Spoilers, ahoy!

Martin lives in Iran for 15 years, but luckily is married to an Iranian woman who spookily shares all his absolutely uninteresting conventional unexamined convictions, so they all stay unexamined. His wife dies tragically. He is diagnosed with something that will be be fatal soon. He has no relations in Australia, so his 6-year old son will soon be left to grow up with Iranian friends. Even though Iran in the novel is rapidly undergoing rapid social change, something like Franco-Spain to Almodovar-Spain, what freaks Martin out about dying is that he is going to leave his son to be brought up in the backward culture of these 'lesser breeds without the law'. Clearly the solution will involve some sort of being uploaded to the interwebz, and the story starts to pick up pace. Anyway, stuff happens. If you like Egan at all, you ought to read it. If you don't you probably haven't gotten this far into the post.

I told you those plotty details about Martin having a terminal illness and being obsessed with how he can influence his son's life after his death in order to introduce this quote, from when he is selling the bookstore his wife and he used to run in Teheran before things went bad:

"Then he found an empty packing box and took it to the English language section. Javeed would have ten million electronic books to choose from, but Martin still wanted to pass on something from his own century. From the novels he picked out The Grapes of Wrath, Animal Farm, Catch-22, and Slaughterhouse-Five; from non-fiction, The Diary of Anne Frank, Down and Out in Paris and London, and The Gulag Archipelago. He was tempted to go on and fill the box to its rim, but once he started fretting over omissions he knew there’d be no end to it."

Okay, I agree they're all good books. Very worthy. But- if you dear departed father left you a box of books like that, wouldn't you say he was a bit - emo? Isn't the overall effect a teensy bit bleak?[1] He's basically telling his kid: 'life sucks, then you die.'  Sheesh, Martin...

This got me thinking what seven books I would put in such a box, keeping to Martin's balance of fiction/non-fiction and English/translations-into-English, and I came up with these:

A Connecticut Yankee in King Arthur's Court - Mark Twain
Marianne, the Magus and the Manticore - Sheri S. Tepper
The Cyberiad - Stanislaw Lem
Diaspora - Greg Egan

Selected essays 1934-1943 - Simone Weil
St Thomas Aquinas - G. K. Chesterton
How to Make our Ideas Clear - Charles Peirce
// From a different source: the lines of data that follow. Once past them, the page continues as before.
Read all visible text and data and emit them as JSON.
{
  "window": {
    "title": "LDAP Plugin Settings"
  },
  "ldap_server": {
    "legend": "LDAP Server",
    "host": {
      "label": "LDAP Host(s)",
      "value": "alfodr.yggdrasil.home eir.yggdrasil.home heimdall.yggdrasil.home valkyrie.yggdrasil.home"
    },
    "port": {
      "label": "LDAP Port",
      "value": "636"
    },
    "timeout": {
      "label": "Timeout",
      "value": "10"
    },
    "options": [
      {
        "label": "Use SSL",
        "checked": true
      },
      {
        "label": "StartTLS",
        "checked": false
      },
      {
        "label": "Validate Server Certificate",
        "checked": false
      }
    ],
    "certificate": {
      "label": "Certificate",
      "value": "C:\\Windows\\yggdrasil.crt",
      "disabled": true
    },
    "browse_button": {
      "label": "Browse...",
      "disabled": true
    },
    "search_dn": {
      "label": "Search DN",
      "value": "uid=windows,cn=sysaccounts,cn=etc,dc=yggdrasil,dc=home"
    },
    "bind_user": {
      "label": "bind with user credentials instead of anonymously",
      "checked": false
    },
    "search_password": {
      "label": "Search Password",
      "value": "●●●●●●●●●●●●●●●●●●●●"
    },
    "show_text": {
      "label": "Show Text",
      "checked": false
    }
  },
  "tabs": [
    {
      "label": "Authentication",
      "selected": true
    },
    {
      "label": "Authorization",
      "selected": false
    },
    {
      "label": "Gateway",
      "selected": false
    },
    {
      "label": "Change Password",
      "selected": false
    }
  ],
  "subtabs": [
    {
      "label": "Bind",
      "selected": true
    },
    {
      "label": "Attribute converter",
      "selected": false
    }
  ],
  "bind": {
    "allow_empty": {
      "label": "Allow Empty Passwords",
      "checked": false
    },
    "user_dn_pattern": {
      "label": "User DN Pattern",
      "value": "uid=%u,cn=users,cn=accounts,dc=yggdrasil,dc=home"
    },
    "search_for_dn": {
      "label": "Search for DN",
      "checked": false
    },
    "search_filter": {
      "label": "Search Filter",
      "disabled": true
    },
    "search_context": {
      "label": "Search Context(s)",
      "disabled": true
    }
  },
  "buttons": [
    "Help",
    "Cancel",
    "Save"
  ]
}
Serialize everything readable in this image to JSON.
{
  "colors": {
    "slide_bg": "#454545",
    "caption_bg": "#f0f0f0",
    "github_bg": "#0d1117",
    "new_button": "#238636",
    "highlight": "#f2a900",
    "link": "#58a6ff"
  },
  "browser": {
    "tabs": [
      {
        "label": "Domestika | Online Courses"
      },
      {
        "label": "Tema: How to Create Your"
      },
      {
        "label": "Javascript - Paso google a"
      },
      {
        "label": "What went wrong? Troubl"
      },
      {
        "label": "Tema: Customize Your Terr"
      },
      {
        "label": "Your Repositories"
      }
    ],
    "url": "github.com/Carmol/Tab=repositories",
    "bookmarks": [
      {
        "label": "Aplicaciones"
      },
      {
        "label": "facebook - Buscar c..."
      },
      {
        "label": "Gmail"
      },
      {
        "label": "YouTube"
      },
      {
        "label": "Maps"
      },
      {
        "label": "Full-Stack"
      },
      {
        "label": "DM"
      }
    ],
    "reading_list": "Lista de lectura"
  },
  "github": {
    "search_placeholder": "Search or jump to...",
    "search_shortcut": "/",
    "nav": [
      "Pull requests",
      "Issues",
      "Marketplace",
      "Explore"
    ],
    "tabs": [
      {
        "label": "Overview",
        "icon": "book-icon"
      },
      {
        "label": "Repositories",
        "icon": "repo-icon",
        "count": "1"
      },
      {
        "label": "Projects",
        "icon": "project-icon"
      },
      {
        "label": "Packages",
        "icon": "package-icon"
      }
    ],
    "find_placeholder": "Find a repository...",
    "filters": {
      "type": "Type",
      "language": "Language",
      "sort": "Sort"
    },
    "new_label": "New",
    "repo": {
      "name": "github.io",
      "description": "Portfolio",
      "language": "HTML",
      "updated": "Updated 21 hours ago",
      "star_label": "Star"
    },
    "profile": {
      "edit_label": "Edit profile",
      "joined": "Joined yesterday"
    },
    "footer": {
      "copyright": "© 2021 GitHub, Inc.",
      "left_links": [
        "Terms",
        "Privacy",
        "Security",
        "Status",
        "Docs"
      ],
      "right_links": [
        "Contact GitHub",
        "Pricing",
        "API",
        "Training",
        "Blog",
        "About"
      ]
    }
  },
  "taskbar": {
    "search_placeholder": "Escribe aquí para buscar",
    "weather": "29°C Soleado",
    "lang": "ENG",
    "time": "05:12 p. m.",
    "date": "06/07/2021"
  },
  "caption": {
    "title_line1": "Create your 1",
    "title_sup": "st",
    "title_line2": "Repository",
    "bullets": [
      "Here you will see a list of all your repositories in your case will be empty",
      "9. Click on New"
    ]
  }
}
Each of those fiction books has a good mix of comedy and tragedy, profound thinky bits and purely exhilarating entertaining bits, and breathes something of the potential of the sentient spirit, despite being written by wildly different people with wildly different ideas. IMHO.

For the non-fiction, Weil and Chesterton both write about the battle for the soul of Languedoc. The worldviews they approach it with are diametrically opposed. They disagree about absolutely everything in European history. But, they are both clear, logical, passionate, uplifting, and convincing in their arguments that there were truths and beauties in Mediaeval civilisation that modern civilisation has lost to our detriment. Together they provide a sense of perspective that will do Javeed a lot better service than a focus at the maggoty horrors of the 20th century. And to complete the balance, Peirce gives a razor-sharp exposition of the one thing in our civilisation that makes it unequivocally better than the old days. He, too, is clear, logical, passionate and uplifting.


[1]: They are all also strangely limited in time. They are all productions from humanity's dark night of the soul, the nightmare decades at the dead heart of the short shithouse century, 1914-1991.